··· DATASET CONTENT ···

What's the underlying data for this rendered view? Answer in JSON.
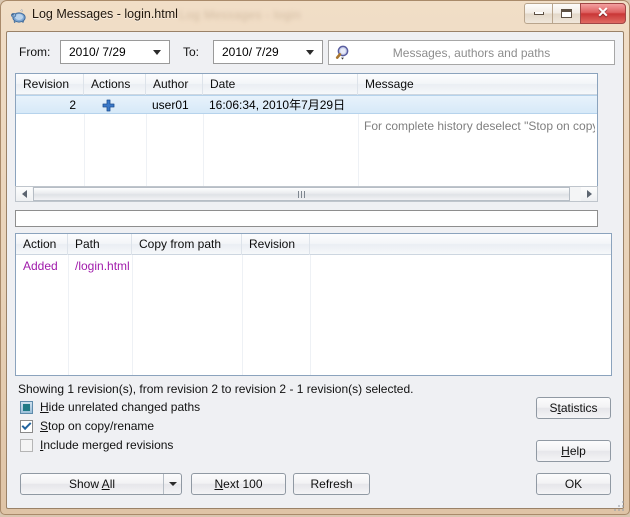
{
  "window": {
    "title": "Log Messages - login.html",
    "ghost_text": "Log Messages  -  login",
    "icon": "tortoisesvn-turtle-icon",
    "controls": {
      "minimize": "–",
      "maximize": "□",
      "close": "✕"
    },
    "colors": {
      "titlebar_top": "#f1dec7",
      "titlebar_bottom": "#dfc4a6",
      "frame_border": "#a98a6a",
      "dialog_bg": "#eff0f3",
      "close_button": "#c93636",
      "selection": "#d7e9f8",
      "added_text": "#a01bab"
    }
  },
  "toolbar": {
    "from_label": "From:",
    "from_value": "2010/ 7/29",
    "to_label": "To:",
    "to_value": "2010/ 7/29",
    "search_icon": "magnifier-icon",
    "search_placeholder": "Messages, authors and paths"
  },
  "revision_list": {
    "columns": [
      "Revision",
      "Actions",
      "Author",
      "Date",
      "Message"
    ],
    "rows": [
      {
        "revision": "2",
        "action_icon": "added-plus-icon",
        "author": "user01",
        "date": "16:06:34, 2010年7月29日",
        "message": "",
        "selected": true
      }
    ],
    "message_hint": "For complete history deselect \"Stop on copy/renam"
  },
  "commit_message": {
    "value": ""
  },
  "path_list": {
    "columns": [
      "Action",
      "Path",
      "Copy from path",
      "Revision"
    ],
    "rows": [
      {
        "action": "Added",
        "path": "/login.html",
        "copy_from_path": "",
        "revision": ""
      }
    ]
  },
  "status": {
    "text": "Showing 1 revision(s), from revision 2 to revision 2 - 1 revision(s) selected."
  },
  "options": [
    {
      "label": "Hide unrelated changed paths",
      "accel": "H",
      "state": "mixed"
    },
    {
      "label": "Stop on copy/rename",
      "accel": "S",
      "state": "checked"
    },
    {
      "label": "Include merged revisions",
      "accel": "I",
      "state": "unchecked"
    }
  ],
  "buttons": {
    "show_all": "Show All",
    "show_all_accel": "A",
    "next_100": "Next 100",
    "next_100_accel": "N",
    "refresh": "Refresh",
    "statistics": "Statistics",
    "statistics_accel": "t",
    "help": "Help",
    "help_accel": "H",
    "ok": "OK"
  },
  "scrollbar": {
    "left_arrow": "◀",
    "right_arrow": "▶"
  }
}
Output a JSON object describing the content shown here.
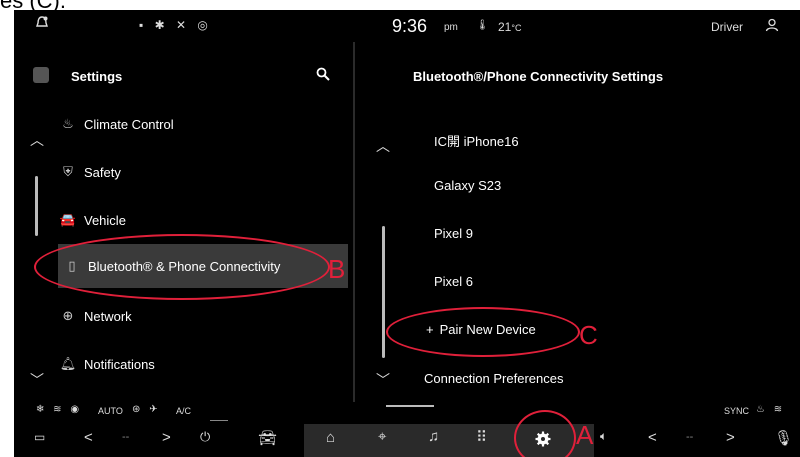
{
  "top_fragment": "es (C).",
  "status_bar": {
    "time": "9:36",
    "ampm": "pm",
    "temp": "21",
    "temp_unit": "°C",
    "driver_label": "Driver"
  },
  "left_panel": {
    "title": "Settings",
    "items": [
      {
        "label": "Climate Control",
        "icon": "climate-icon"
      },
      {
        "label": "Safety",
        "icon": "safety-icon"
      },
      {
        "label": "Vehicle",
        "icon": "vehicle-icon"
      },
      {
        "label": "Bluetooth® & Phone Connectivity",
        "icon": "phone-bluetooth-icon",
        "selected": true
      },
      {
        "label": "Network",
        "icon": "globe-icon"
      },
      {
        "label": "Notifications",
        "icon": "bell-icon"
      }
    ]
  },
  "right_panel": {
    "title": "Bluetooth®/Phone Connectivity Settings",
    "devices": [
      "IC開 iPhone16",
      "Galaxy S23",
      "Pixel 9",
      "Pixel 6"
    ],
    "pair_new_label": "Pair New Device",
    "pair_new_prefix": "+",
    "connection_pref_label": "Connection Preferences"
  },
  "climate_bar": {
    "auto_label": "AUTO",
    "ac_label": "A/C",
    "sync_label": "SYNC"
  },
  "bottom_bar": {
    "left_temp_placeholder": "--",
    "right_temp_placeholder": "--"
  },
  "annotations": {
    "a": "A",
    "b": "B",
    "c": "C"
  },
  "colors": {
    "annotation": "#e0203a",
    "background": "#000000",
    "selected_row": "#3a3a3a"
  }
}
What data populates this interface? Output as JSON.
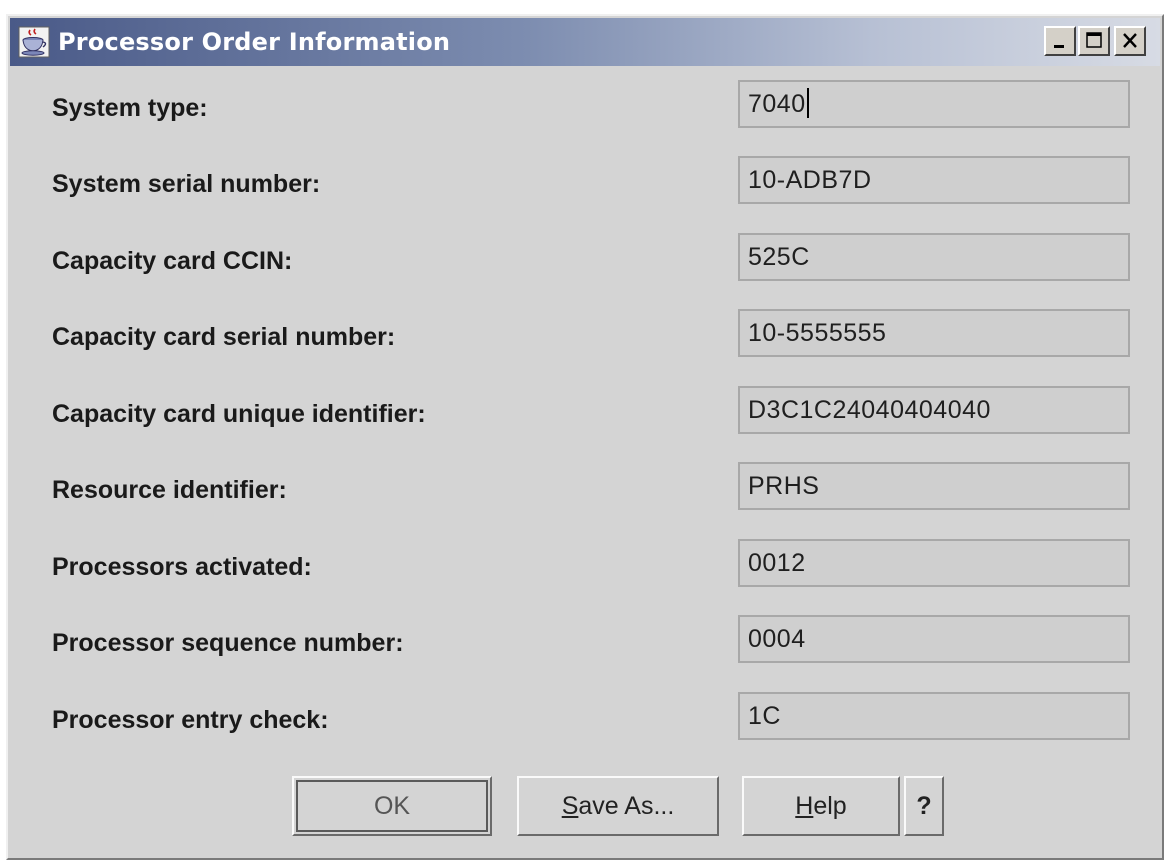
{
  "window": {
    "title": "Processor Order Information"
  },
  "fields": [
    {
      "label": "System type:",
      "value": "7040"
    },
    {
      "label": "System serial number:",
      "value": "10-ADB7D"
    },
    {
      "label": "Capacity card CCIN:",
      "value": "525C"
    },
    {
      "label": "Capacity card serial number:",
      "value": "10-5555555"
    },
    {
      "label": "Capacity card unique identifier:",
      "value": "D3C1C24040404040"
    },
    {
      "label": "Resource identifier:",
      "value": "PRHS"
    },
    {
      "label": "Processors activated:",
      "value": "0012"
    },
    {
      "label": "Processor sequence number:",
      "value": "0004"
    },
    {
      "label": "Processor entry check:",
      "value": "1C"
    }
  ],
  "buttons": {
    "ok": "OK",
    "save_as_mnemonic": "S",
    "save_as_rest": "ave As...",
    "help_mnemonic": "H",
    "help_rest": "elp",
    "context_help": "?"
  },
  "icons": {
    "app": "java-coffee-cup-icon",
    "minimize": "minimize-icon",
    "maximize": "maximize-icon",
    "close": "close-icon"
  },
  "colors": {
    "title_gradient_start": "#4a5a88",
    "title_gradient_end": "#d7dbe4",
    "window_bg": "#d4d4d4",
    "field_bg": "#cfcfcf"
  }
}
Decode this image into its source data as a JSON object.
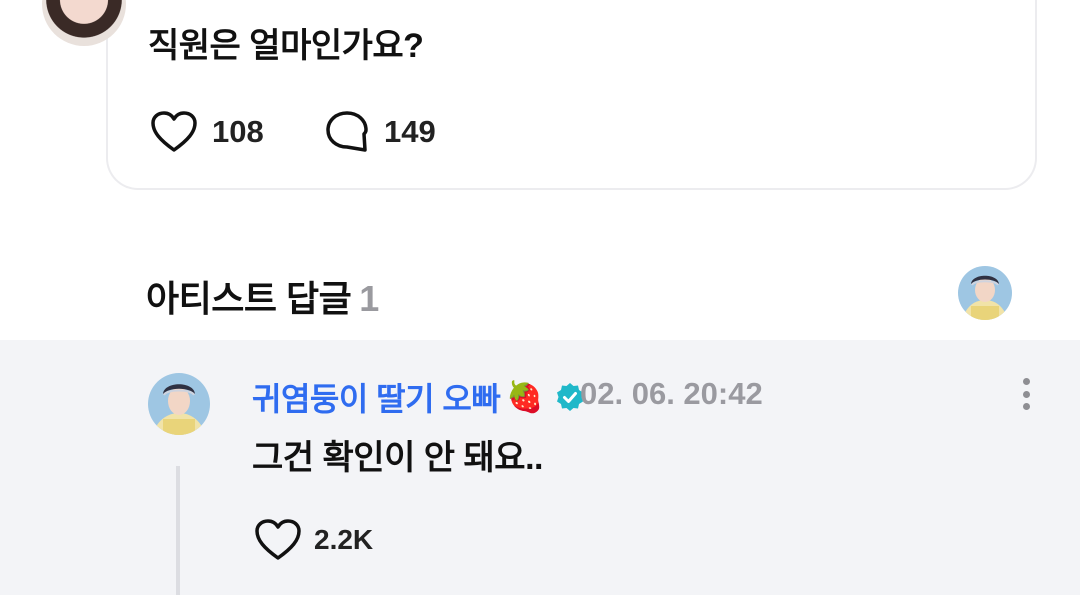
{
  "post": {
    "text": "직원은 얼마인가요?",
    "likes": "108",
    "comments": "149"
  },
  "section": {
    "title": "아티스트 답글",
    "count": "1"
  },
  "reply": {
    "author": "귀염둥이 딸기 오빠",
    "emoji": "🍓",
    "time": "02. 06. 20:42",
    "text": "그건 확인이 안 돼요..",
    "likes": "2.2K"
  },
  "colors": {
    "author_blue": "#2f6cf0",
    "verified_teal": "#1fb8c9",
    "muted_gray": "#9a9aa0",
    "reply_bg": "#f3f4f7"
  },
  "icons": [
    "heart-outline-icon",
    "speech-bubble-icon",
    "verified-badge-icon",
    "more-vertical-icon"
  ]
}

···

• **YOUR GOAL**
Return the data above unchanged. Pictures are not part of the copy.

• **ANSWER BELOW**
What's the underlying data for this rendered view? Answer in JSON.
{
  "window": {
    "title": "Log Messages - login.html",
    "ghost_text": "Log Messages  -  login",
    "icon": "tortoisesvn-turtle-icon",
    "controls": {
      "minimize": "–",
      "maximize": "□",
      "close": "✕"
    },
    "colors": {
      "titlebar_top": "#f1dec7",
      "titlebar_bottom": "#dfc4a6",
      "frame_border": "#a98a6a",
      "dialog_bg": "#eff0f3",
      "close_button": "#c93636",
      "selection": "#d7e9f8",
      "added_text": "#a01bab"
    }
  },
  "toolbar": {
    "from_label": "From:",
    "from_value": "2010/ 7/29",
    "to_label": "To:",
    "to_value": "2010/ 7/29",
    "search_icon": "magnifier-icon",
    "search_placeholder": "Messages, authors and paths"
  },
  "revision_list": {
    "columns": [
      "Revision",
      "Actions",
      "Author",
      "Date",
      "Message"
    ],
    "rows": [
      {
        "revision": "2",
        "action_icon": "added-plus-icon",
        "author": "user01",
        "date": "16:06:34, 2010年7月29日",
        "message": "",
        "selected": true
      }
    ],
    "message_hint": "For complete history deselect \"Stop on copy/renam"
  },
  "commit_message": {
    "value": ""
  },
  "path_list": {
    "columns": [
      "Action",
      "Path",
      "Copy from path",
      "Revision"
    ],
    "rows": [
      {
        "action": "Added",
        "path": "/login.html",
        "copy_from_path": "",
        "revision": ""
      }
    ]
  },
  "status": {
    "text": "Showing 1 revision(s), from revision 2 to revision 2 - 1 revision(s) selected."
  },
  "options": [
    {
      "label": "Hide unrelated changed paths",
      "accel": "H",
      "state": "mixed"
    },
    {
      "label": "Stop on copy/rename",
      "accel": "S",
      "state": "checked"
    },
    {
      "label": "Include merged revisions",
      "accel": "I",
      "state": "unchecked"
    }
  ],
  "buttons": {
    "show_all": "Show All",
    "show_all_accel": "A",
    "next_100": "Next 100",
    "next_100_accel": "N",
    "refresh": "Refresh",
    "statistics": "Statistics",
    "statistics_accel": "t",
    "help": "Help",
    "help_accel": "H",
    "ok": "OK"
  },
  "scrollbar": {
    "left_arrow": "◀",
    "right_arrow": "▶"
  }
}
Output a JSON object describing the content shown here.
{
  "top_fragment": "es (C).",
  "status_bar": {
    "time": "9:36",
    "ampm": "pm",
    "temp": "21",
    "temp_unit": "°C",
    "driver_label": "Driver"
  },
  "left_panel": {
    "title": "Settings",
    "items": [
      {
        "label": "Climate Control",
        "icon": "climate-icon"
      },
      {
        "label": "Safety",
        "icon": "safety-icon"
      },
      {
        "label": "Vehicle",
        "icon": "vehicle-icon"
      },
      {
        "label": "Bluetooth® & Phone Connectivity",
        "icon": "phone-bluetooth-icon",
        "selected": true
      },
      {
        "label": "Network",
        "icon": "globe-icon"
      },
      {
        "label": "Notifications",
        "icon": "bell-icon"
      }
    ]
  },
  "right_panel": {
    "title": "Bluetooth®/Phone Connectivity Settings",
    "devices": [
      "IC開 iPhone16",
      "Galaxy S23",
      "Pixel 9",
      "Pixel 6"
    ],
    "pair_new_label": "Pair New Device",
    "pair_new_prefix": "+",
    "connection_pref_label": "Connection Preferences"
  },
  "climate_bar": {
    "auto_label": "AUTO",
    "ac_label": "A/C",
    "sync_label": "SYNC"
  },
  "bottom_bar": {
    "left_temp_placeholder": "--",
    "right_temp_placeholder": "--"
  },
  "annotations": {
    "a": "A",
    "b": "B",
    "c": "C"
  },
  "colors": {
    "annotation": "#e0203a",
    "background": "#000000",
    "selected_row": "#3a3a3a"
  }
}
What data populates this interface? Output as JSON.
{
  "window": {
    "title": "Processor Order Information"
  },
  "fields": [
    {
      "label": "System type:",
      "value": "7040"
    },
    {
      "label": "System serial number:",
      "value": "10-ADB7D"
    },
    {
      "label": "Capacity card CCIN:",
      "value": "525C"
    },
    {
      "label": "Capacity card serial number:",
      "value": "10-5555555"
    },
    {
      "label": "Capacity card unique identifier:",
      "value": "D3C1C24040404040"
    },
    {
      "label": "Resource identifier:",
      "value": "PRHS"
    },
    {
      "label": "Processors activated:",
      "value": "0012"
    },
    {
      "label": "Processor sequence number:",
      "value": "0004"
    },
    {
      "label": "Processor entry check:",
      "value": "1C"
    }
  ],
  "buttons": {
    "ok": "OK",
    "save_as_mnemonic": "S",
    "save_as_rest": "ave As...",
    "help_mnemonic": "H",
    "help_rest": "elp",
    "context_help": "?"
  },
  "icons": {
    "app": "java-coffee-cup-icon",
    "minimize": "minimize-icon",
    "maximize": "maximize-icon",
    "close": "close-icon"
  },
  "colors": {
    "title_gradient_start": "#4a5a88",
    "title_gradient_end": "#d7dbe4",
    "window_bg": "#d4d4d4",
    "field_bg": "#cfcfcf"
  }
}
Decode this image into its source data as a JSON object.
{
  "post": {
    "text": "직원은 얼마인가요?",
    "likes": "108",
    "comments": "149"
  },
  "section": {
    "title": "아티스트 답글",
    "count": "1"
  },
  "reply": {
    "author": "귀염둥이 딸기 오빠",
    "emoji": "🍓",
    "time": "02. 06. 20:42",
    "text": "그건 확인이 안 돼요..",
    "likes": "2.2K"
  },
  "colors": {
    "author_blue": "#2f6cf0",
    "verified_teal": "#1fb8c9",
    "muted_gray": "#9a9aa0",
    "reply_bg": "#f3f4f7"
  },
  "icons": [
    "heart-outline-icon",
    "speech-bubble-icon",
    "verified-badge-icon",
    "more-vertical-icon"
  ]
}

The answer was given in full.